In Great Britain, the same phenomenon occurred following the 1996 massacre of schoolchildren by a madman in Dunblane, Scotland. The British government banned firearms and ordered the confiscation of most guns. Following the ban, a horrific crime wave took place in England and Scotland that gradually stabilized at a very high rate. In fact, last year London surpassed New York City in serious crimes and murders, something that has not happened since the time of Jack the Ripper and the Whitechapel murders two hundred years ago (1888-1891).
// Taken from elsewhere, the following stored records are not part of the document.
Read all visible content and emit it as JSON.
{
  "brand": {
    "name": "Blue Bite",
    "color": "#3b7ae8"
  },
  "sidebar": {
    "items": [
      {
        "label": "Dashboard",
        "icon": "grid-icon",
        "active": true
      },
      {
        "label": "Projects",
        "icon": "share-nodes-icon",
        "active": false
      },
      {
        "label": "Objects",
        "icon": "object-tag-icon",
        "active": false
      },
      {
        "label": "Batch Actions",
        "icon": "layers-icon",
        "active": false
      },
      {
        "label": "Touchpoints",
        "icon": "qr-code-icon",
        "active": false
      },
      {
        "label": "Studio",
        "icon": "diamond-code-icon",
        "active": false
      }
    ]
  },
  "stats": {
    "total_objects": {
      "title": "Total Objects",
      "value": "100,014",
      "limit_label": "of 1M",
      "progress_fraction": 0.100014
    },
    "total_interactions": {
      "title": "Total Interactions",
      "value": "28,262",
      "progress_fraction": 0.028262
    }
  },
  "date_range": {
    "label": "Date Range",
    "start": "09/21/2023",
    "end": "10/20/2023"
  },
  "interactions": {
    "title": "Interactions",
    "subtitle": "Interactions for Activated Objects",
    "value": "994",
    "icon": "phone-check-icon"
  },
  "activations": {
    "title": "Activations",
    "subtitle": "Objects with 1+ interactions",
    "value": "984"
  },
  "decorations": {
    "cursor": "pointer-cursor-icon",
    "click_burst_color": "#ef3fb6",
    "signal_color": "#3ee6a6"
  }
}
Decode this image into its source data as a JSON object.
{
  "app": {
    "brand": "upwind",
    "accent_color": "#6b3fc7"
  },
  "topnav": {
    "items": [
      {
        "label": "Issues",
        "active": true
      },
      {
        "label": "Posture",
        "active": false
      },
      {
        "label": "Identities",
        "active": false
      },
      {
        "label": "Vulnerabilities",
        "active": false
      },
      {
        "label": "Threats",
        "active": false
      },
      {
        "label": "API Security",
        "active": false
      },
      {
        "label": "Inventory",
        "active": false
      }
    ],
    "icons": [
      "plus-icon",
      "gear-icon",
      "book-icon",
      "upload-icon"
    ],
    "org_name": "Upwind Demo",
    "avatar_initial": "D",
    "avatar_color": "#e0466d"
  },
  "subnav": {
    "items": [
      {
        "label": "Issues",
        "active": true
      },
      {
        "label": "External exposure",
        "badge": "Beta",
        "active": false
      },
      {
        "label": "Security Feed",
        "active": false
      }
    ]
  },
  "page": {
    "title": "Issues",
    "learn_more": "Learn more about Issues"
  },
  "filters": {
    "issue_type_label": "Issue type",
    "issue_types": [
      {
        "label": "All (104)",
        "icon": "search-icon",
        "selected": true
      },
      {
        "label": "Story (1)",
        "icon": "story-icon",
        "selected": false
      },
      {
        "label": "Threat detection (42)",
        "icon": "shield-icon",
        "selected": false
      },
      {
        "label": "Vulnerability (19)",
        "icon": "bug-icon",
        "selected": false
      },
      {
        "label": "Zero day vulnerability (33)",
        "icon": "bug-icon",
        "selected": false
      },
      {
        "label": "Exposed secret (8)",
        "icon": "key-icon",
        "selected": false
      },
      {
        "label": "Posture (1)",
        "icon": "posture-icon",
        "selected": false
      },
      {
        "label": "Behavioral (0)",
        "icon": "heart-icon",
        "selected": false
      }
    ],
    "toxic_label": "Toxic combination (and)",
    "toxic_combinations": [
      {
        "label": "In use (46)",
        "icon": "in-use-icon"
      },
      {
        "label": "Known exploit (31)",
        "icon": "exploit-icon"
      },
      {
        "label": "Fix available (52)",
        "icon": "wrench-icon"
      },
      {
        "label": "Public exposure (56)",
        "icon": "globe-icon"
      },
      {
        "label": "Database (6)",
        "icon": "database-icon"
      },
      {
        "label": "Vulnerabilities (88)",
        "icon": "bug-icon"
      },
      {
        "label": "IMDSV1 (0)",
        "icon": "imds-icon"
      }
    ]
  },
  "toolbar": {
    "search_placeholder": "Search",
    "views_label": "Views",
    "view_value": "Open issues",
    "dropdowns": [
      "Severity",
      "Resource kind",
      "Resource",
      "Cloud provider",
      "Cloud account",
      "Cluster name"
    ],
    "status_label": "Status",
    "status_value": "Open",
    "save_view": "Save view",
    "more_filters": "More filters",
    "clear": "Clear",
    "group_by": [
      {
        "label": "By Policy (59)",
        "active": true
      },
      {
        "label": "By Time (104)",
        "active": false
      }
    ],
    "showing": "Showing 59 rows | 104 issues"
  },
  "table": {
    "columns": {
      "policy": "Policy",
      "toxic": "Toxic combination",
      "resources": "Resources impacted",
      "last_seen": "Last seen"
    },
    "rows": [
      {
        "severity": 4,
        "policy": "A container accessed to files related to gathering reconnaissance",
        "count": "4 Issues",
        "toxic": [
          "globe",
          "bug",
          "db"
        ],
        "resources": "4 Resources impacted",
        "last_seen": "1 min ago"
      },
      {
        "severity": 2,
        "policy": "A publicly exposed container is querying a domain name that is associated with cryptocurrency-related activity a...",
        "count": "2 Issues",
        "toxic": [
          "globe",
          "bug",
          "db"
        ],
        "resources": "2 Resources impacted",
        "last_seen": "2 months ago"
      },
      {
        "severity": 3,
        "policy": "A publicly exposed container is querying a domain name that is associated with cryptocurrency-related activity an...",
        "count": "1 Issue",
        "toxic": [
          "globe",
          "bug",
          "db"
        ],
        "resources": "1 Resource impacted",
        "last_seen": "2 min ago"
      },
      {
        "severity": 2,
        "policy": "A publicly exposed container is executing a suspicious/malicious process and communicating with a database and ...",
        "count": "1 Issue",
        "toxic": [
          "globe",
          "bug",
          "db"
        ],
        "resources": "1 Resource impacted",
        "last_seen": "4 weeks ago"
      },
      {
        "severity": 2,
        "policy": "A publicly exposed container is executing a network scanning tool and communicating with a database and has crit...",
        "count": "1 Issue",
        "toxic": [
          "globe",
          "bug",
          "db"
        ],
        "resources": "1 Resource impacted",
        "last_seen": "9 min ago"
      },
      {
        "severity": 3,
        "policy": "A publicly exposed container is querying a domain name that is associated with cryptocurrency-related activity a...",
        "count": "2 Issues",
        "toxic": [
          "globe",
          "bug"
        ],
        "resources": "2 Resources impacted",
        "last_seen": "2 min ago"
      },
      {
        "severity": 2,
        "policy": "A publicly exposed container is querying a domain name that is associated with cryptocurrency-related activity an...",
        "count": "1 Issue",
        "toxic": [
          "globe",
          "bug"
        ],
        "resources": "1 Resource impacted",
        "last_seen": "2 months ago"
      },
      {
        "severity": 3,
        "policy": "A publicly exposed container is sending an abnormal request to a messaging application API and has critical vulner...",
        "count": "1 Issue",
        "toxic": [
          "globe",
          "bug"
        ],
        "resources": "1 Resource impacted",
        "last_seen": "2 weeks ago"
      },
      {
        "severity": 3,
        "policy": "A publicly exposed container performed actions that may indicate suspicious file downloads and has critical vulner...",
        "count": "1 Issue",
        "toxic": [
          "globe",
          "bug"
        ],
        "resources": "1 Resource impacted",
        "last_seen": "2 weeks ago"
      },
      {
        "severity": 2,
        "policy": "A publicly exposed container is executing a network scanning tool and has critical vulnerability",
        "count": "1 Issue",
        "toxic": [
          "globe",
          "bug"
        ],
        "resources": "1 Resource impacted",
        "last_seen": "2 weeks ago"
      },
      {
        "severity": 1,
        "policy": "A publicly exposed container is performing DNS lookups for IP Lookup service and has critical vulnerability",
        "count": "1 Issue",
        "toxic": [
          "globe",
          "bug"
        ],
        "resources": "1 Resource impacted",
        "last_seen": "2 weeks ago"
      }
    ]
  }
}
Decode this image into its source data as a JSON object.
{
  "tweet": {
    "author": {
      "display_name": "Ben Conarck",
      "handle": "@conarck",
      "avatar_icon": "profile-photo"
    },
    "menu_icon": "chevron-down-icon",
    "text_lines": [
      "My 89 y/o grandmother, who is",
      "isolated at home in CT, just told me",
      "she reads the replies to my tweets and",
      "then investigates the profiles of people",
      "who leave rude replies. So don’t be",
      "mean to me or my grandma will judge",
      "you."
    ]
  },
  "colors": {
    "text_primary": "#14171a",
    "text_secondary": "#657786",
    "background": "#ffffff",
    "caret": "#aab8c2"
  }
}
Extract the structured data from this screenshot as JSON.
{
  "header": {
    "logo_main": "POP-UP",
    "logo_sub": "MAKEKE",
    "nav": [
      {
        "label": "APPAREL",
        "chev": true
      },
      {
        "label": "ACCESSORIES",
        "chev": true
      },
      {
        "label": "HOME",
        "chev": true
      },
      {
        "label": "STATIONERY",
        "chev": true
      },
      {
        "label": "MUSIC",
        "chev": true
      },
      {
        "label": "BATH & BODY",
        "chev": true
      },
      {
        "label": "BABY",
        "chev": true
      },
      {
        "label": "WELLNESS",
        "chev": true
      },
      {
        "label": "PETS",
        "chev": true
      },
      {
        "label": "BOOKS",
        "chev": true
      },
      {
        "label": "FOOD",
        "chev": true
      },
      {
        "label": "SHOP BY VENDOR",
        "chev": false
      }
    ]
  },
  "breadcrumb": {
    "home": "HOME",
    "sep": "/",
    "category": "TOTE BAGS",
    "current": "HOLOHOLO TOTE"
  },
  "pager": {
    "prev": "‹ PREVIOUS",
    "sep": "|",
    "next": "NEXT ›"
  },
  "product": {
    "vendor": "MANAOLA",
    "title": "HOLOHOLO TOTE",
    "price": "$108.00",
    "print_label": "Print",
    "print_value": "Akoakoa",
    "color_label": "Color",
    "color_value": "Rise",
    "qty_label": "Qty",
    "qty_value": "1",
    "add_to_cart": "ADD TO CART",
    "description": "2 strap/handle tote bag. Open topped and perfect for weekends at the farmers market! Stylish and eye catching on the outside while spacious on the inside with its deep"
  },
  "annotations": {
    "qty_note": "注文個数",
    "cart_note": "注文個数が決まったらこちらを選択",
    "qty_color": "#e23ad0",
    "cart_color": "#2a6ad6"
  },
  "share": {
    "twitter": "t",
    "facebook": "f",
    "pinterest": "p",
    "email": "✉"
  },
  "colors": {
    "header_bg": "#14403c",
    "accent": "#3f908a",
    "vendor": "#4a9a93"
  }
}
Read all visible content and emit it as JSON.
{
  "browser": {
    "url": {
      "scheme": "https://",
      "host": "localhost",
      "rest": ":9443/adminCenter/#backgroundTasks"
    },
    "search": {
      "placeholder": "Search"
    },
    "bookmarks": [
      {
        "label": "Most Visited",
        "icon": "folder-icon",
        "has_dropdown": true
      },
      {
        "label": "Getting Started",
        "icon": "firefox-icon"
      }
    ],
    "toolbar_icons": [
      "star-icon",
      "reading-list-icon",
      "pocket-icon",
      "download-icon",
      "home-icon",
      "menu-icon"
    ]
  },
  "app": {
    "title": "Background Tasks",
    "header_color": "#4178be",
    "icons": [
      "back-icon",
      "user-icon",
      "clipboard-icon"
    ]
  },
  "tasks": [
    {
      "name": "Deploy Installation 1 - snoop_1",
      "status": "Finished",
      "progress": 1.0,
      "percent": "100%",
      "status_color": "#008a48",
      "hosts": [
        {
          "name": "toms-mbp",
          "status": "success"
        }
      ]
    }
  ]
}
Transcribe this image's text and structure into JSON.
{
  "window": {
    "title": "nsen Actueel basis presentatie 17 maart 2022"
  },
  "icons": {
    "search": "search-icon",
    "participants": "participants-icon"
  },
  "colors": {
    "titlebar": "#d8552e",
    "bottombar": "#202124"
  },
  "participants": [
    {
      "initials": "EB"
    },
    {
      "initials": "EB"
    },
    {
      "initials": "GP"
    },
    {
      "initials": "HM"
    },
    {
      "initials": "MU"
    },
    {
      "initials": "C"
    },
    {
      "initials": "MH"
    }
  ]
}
As in Australia, British women have been disproportionally affected, with assault and rapes leading the crime wave. To make matters worse, women cannot defend themselves. Self-defense is not a valid reason to use weapons of any type. The only fully legal self-defense product in Great Britain currently allowed is the rape alarm. Women have been instructed not to display a knife or any other weapon in order to ward off a potential assailant.
With these absurdities in the laws, women continue to add to assault, murder and rape statistics, hapless victims, with no right to armed self-protection. When confronted by a rapist, British women have been instructed to run, and if outrun, to shout. The use of any type of weapon to fend off home invasion or to deter a rapist — knives, or God forbid, guns — is forbidden. If all else fails, the only item that a woman is permitted to use is a rape alarm!
This is the status, or rather the nadir of absurdity and injustice, that human dignity has reached for law-abiding citizens in Great Britain, where criminals are coddled, while alleged social and economic inequalities justifications are made for their crimes. Sadly, we have seen some of this occurring in the United States in the wake of the COVID-19 “pandemic” and the “peaceful protestors” in the George Floyd riots.
Women need the NRA, just as much as the NRA needs women to support it. Today the NRA is under heavy fire, and it needs our support. As we have seen, the NRA is still needed to protect our rights, so that we will not go the way of Great Britain, Australia or New Zealand. Yes, the NRA needs to do some hard work to get its house in order, but we should not join in to give aid and comfort to the sworn enemies of liberty, who wish nothing but its dissolution to make their job of gun prohibition easier.
The media I have learned is an excellent guide about who might be our friends, and conversely, our enemies. That the NRA is under heavy fire by the liberal media and their allies in the socialist Democrat Party should tell you something that is well encapsulated in the 4th century Arthasastra statecraft dictum, “The enemy of my enemy is my friend.” Think about it. They are not doing us a favor by disbanding it or reforming it to make it more efficient!
And returning to the even larger issue, the $64,000 question is whether citizens, particularly women of the Anglosphere nations, will wake up from their slumber, break away from the authoritarian leftist parties who take them for granted, and join the conservative parties of freedom.
That alone will go a long way, at least in the United States, to regain their dignity and their natural rights to life, liberty and the pursuit of happiness in an increasingly uncertain and dangerous world — and perhaps in time to make a difference in the crucial November presidential and congressional elections.
— Miguel A. Faria, Jr, MD is a retired professor of Neurosurgery and Medical History at Mercer University School of Medicine. He founded Hacienda Publishing and is Associate Editor in Chief in Neuropsychiatry and World Affairs of Surgical Neurology International. He served on the CDC’s Injury Research Grant Review Committee. His latest book is America, Guns, and Freedom: A Journey Into Politics and the Public Health & Gun Control Movements (2019).